Data provided below:

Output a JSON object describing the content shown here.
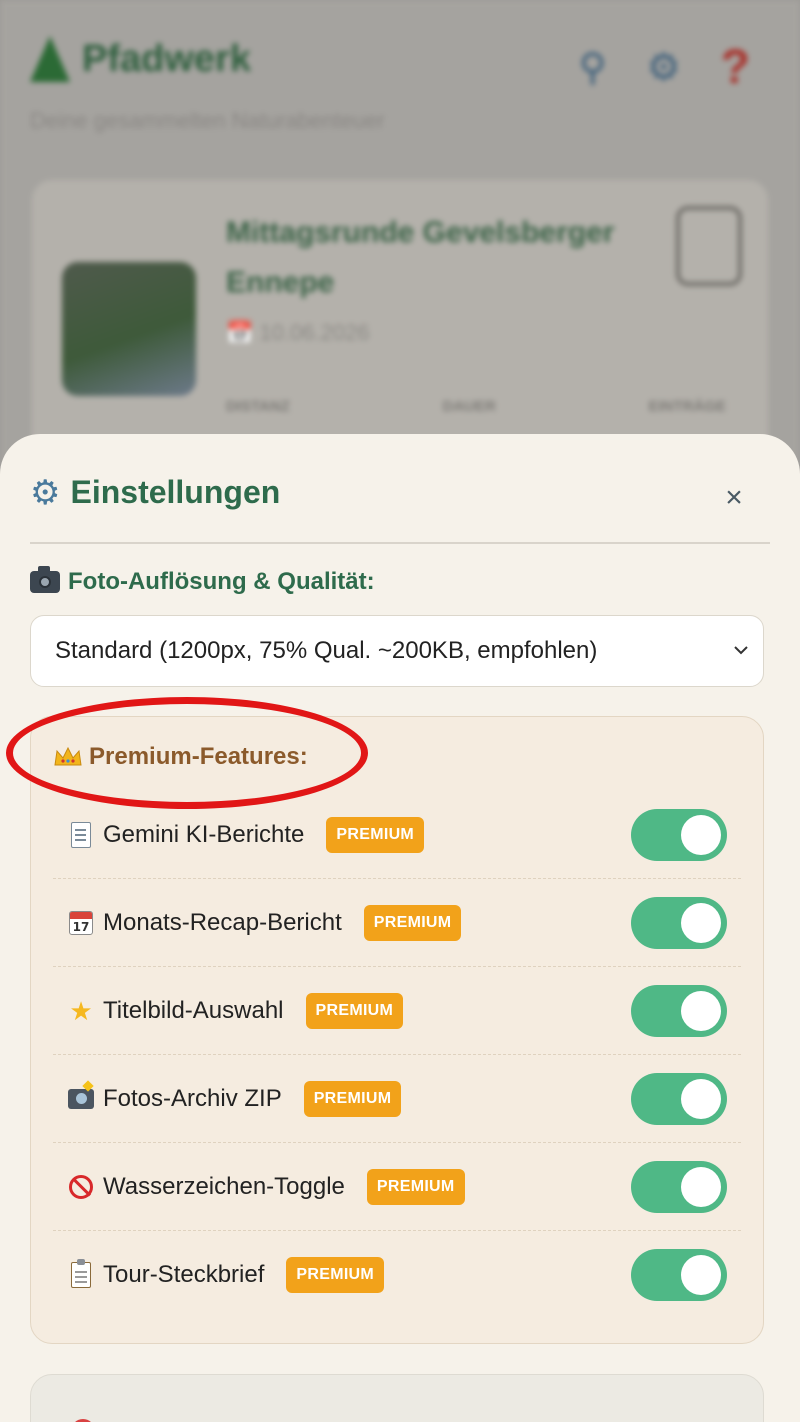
{
  "app": {
    "title": "Pfadwerk",
    "subtitle": "Deine gesammelten Naturabenteuer",
    "header_icons": [
      "search-icon",
      "gear-icon",
      "help-icon"
    ]
  },
  "background_card": {
    "title": "Mittagsrunde Gevelsberger Ennepe",
    "date": "10.06.2026",
    "stats": [
      "DISTANZ",
      "DAUER",
      "EINTRÄGE"
    ]
  },
  "settings": {
    "title": "Einstellungen",
    "close_label": "×",
    "photo_section_label": "Foto-Auflösung & Qualität:",
    "photo_quality_selected": "Standard (1200px, 75% Qual. ~200KB, empfohlen)",
    "premium_section_label": "Premium-Features:",
    "premium_badge": "PREMIUM",
    "features": [
      {
        "icon": "document-icon",
        "label": "Gemini KI-Berichte",
        "enabled": true
      },
      {
        "icon": "calendar-icon",
        "label": "Monats-Recap-Bericht",
        "enabled": true
      },
      {
        "icon": "star-icon",
        "label": "Titelbild-Auswahl",
        "enabled": true
      },
      {
        "icon": "camera-flash-icon",
        "label": "Fotos-Archiv ZIP",
        "enabled": true
      },
      {
        "icon": "no-entry-icon",
        "label": "Wasserzeichen-Toggle",
        "enabled": true
      },
      {
        "icon": "clipboard-icon",
        "label": "Tour-Steckbrief",
        "enabled": true
      }
    ]
  },
  "colors": {
    "accent_green": "#2e6b4c",
    "toggle_on": "#4fb886",
    "premium_badge": "#f2a21a",
    "premium_label": "#8b5a2b",
    "highlight": "#e11616"
  }
}
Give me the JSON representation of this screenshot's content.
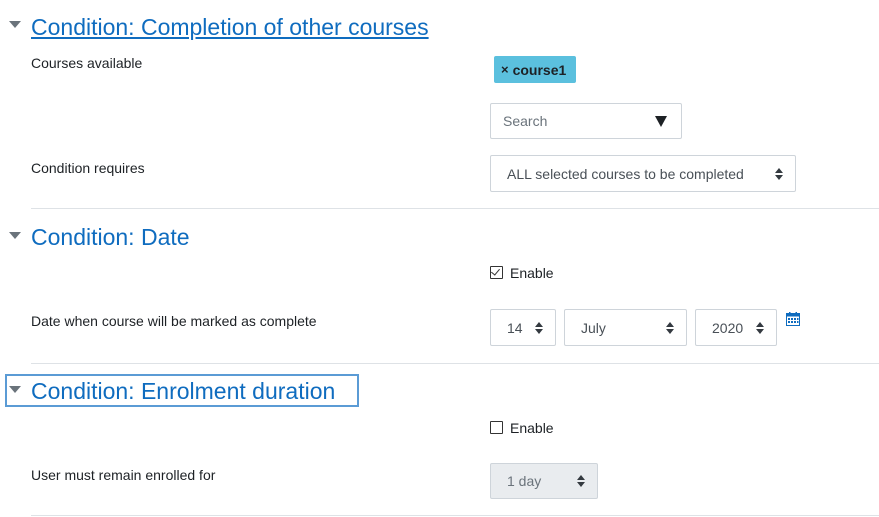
{
  "sections": {
    "completion_courses": {
      "title": "Condition: Completion of other courses",
      "courses_available_label": "Courses available",
      "selected_course_tag": "course1",
      "tag_remove_glyph": "×",
      "search_placeholder": "Search",
      "condition_requires_label": "Condition requires",
      "condition_requires_value": "ALL selected courses to be completed"
    },
    "date": {
      "title": "Condition: Date",
      "enable_label": "Enable",
      "enable_checked": true,
      "date_label": "Date when course will be marked as complete",
      "day": "14",
      "month": "July",
      "year": "2020",
      "calendar_icon": "calendar-icon"
    },
    "enrolment_duration": {
      "title": "Condition: Enrolment duration",
      "enable_label": "Enable",
      "enable_checked": false,
      "duration_label": "User must remain enrolled for",
      "duration_value": "1 day"
    }
  },
  "colors": {
    "link_blue": "#0f6cbf",
    "tag_bg": "#5bc0de",
    "focus_outline": "#5b9bd5",
    "divider": "#dee2e6"
  }
}
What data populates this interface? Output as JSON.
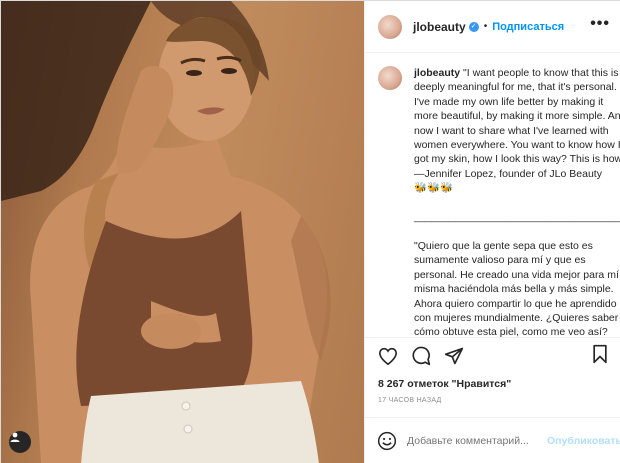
{
  "post": {
    "username": "jlobeauty",
    "follow_label": "Подписаться",
    "separator": "•",
    "more_icon": "•••",
    "caption_username": "jlobeauty",
    "caption_text": " \"I want people to know that this is deeply meaningful for me, that it's personal. I've made my own life better by making it more beautiful, by making it more simple. And now I want to share what I've learned with women everywhere. You want to know how I got my skin, how I look this way? This is how.\" —Jennifer Lopez, founder of JLo Beauty\n🐝🐝🐝\n\n____________________________________\n\n\"Quiero que la gente sepa que esto es sumamente valioso para mí y que es personal. He creado una vida mejor para mí misma haciéndola más bella y más simple. Ahora quiero compartir lo que he aprendido con mujeres mundialmente. ¿Quieres saber cómo obtuve esta piel, como me veo así? Este es como.",
    "likes_text": "8 267 отметок \"Нравится\"",
    "time_text": "17 ЧАСОВ НАЗАД",
    "comment_placeholder": "Добавьте комментарий...",
    "publish_label": "Опубликовать"
  },
  "icons": {
    "like": "heart-icon",
    "comment": "comment-icon",
    "share": "share-icon",
    "save": "bookmark-icon",
    "emoji": "emoji-icon",
    "tagged": "user-tag-icon",
    "verified": "verified-badge-icon"
  },
  "colors": {
    "accent": "#0095f6",
    "publish_disabled": "#b2dffc",
    "verified": "#3897f0"
  }
}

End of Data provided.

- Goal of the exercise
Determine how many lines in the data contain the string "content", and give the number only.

- Written response
2